** Materials provided follows **
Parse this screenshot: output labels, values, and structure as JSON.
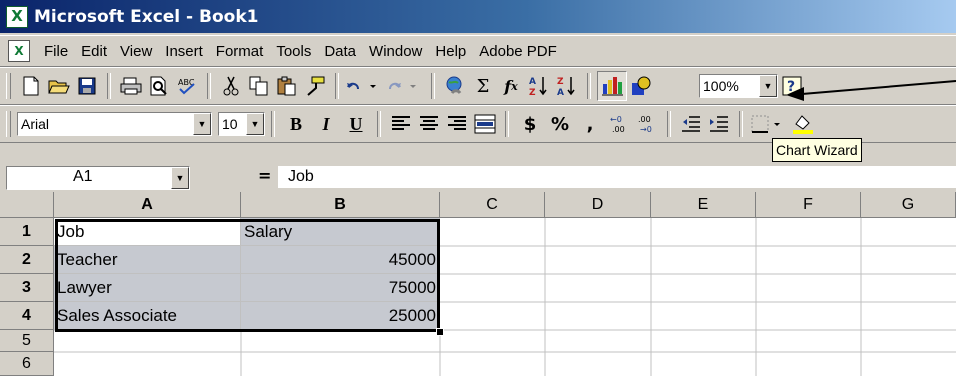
{
  "window": {
    "title": "Microsoft Excel - Book1"
  },
  "menu": [
    "File",
    "Edit",
    "View",
    "Insert",
    "Format",
    "Tools",
    "Data",
    "Window",
    "Help",
    "Adobe PDF"
  ],
  "standard_toolbar": {
    "zoom": "100%",
    "icons": [
      "new-icon",
      "open-icon",
      "save-icon",
      "print-icon",
      "print-preview-icon",
      "spelling-icon",
      "cut-icon",
      "copy-icon",
      "paste-icon",
      "format-painter-icon",
      "undo-icon",
      "redo-icon",
      "hyperlink-icon",
      "autosum-icon",
      "function-icon",
      "sort-ascending-icon",
      "sort-descending-icon",
      "chart-wizard-icon",
      "drawing-icon",
      "help-icon"
    ]
  },
  "format_toolbar": {
    "font": "Arial",
    "size": "10",
    "bold": "B",
    "italic": "I",
    "underline": "U",
    "currency": "$",
    "percent": "%",
    "comma": ","
  },
  "tooltip": "Chart Wizard",
  "formula_bar": {
    "name_box": "A1",
    "equals": "=",
    "content": "Job"
  },
  "sheet": {
    "columns": [
      "A",
      "B",
      "C",
      "D",
      "E",
      "F",
      "G"
    ],
    "rows": [
      "1",
      "2",
      "3",
      "4",
      "5",
      "6"
    ],
    "cells": [
      [
        "Job",
        "Salary"
      ],
      [
        "Teacher",
        "45000"
      ],
      [
        "Lawyer",
        "75000"
      ],
      [
        "Sales Associate",
        "25000"
      ]
    ]
  }
}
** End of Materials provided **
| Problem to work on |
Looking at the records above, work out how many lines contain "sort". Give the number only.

| Written answer |
2